I remember one time Auntie Maggie telling her not to be so unkind to me as I wept in my bed.There are many stories I can tell and even though I am in my seventies the trauma of those times still have a profound effect on me.

Some of the girls I remember vividly even though I haven't got photographs of them. I have been back to Craig y nos quite a few times but never inside , I don't know whether I could, the dread of what went on there still upsets me. After leaving Craig y nos I went into the Cimla hospital and spent just over a year there where I had my lung removed.I am quite well {for my age] and if anyone remembers me please get in touch. I was the one who had her teeth knocked out by Mary Jones, also I loved to sing and would often sing for the girls.

I remember Rita, Marjorie, Anne, Polly, Gaynor, Rose, Irene,and Elaine.

Thursday, December 06, 2007

Internet channel- Children of Craig-y-nos

If you want to check out my videos relating to the Children of Craig-y-nos project then go to:

Just had an email from the BBC saying they have added a link to the Reunion film on their web-site:
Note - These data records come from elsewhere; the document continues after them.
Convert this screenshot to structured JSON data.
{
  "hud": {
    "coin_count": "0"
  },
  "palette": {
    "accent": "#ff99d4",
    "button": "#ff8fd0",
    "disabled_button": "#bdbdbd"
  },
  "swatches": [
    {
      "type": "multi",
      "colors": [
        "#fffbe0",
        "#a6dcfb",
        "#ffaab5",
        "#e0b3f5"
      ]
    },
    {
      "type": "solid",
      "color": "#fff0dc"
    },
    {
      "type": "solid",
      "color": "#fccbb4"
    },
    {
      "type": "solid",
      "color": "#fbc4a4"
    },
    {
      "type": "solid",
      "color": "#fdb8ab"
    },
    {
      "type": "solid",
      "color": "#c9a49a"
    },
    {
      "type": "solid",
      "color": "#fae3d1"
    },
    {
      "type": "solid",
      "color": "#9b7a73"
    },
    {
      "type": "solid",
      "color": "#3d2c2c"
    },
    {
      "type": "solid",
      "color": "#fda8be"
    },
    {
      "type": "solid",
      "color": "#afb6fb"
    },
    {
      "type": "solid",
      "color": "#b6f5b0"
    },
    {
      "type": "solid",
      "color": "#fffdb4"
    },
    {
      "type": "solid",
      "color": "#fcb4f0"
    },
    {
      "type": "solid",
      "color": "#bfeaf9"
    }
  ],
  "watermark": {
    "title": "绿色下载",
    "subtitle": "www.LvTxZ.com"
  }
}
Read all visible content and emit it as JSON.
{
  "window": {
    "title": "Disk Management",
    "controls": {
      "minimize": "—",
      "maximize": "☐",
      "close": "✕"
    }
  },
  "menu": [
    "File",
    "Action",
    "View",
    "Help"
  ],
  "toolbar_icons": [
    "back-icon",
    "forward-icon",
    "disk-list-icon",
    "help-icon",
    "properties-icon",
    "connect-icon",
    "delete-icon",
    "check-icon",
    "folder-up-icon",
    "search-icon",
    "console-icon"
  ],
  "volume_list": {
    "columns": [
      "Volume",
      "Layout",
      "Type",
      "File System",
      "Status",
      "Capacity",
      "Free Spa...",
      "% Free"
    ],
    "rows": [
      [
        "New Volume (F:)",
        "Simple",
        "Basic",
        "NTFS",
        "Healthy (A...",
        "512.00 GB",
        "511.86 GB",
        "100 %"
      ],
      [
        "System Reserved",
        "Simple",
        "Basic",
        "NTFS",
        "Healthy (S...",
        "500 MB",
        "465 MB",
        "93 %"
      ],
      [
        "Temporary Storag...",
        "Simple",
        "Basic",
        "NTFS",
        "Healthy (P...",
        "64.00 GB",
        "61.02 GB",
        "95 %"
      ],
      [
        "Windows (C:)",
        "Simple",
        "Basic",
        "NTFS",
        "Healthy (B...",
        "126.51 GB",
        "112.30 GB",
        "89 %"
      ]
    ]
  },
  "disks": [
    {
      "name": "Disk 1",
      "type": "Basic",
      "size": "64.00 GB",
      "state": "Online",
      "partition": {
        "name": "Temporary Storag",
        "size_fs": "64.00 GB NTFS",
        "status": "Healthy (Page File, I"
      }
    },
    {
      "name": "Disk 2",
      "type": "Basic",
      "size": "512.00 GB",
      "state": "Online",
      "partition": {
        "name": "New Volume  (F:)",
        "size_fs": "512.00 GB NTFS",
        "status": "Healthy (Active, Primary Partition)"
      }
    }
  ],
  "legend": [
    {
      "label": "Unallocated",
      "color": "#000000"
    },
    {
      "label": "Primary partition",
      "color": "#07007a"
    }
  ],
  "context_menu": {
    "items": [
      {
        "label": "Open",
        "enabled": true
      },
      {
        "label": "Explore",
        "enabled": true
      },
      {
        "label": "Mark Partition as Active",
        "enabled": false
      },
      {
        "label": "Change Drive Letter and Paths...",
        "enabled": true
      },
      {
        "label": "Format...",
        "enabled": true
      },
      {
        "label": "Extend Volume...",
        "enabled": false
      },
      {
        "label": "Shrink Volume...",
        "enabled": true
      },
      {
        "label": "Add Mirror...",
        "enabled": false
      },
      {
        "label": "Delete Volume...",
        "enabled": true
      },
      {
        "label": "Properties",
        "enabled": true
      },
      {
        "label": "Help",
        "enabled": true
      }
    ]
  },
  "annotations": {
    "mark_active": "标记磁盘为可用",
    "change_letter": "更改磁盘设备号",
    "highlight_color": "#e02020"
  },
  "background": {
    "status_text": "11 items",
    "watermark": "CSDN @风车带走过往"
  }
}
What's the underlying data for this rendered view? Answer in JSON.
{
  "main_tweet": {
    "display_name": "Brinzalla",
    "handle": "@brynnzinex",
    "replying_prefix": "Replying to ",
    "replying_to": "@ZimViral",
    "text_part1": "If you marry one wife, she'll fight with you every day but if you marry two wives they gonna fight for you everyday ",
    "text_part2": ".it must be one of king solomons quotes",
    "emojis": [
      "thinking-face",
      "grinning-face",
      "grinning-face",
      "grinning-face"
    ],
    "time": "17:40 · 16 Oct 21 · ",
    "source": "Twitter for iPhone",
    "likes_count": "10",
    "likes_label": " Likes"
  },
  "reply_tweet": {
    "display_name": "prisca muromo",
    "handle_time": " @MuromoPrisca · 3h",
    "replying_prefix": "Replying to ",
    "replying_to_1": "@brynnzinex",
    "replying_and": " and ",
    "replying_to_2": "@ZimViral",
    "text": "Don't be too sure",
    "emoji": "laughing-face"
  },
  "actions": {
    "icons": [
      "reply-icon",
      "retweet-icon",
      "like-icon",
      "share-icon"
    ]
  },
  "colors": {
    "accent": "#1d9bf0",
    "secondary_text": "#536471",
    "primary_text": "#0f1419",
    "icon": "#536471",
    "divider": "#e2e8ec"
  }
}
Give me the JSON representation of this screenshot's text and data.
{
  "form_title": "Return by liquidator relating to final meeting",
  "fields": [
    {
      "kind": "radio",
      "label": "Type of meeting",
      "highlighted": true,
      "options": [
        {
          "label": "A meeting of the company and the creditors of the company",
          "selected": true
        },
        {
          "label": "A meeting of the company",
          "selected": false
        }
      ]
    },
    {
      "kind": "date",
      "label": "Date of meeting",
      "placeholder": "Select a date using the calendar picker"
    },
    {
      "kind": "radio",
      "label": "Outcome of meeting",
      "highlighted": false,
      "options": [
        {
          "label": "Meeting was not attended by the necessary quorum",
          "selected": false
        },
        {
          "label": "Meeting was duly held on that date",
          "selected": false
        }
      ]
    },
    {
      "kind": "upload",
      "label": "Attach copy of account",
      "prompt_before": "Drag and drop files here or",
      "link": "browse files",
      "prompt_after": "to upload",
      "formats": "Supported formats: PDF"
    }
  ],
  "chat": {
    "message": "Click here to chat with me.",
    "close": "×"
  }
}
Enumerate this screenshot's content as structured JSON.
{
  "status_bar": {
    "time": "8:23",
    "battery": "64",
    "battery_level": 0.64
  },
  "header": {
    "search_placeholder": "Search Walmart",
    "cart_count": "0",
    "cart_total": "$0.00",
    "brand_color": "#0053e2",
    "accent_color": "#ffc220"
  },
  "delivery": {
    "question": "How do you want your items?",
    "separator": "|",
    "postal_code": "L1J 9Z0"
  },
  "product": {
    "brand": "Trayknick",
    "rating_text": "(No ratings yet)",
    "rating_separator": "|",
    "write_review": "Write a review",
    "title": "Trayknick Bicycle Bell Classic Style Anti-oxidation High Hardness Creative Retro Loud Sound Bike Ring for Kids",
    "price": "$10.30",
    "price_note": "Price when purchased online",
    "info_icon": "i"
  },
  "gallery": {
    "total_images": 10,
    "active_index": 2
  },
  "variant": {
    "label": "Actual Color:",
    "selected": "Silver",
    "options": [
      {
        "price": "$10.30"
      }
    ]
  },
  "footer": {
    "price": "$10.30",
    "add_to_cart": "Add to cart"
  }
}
Patti in Nevada

Received an email from Brian Jones :

"If you hadn't known already you will have seen how much Adelina Patti influenced the area and its people and how much is remembered directly by, sadly, very few people now and indirectly by many others. Could this be an idea for a book? Yes, there are books but has any book looked at Patti and the local community? When I was a boy many local people had memories of Patti and memories related to Patti. Most have gone but there might still be much material out there.

Incidentally, I was lucky enough to visit Virginia City, Nevada, an old silver boom town of the Victorian era. The Opera House was still there. In a book listing performers was the name of Adelina Patti. It must have been a massive effort on her part to get there (presumably from San Francisco) and an unusual audience for her. At that time Virginia City was very rich (for some) so the audience must have been a mix of the elegant rich and rough rowdy miners. It must have been quite an evening. Some of those silver dollars might have helped build the Craigynos Opera House."

Thank you Brian for this intriguing piece of information.

Wednesday, December 05, 2007

Patients Reunion - September 9th, Craig-y-nos Castle

Portrait of Adelina Patti hanging in the Guildhall, Brecon

How many of you have ever heard the glorious voice of Adelina Patti? Well, what could be more appropriate than this recording of her singing "Home, Sweet, Home" welcoming former child patients back to her beloved home?

We tried to get as many photographs of people as possible, nevertheless there are lots of folk missing. If any of you have photos which you would like to send to me I will add them to the next video I make.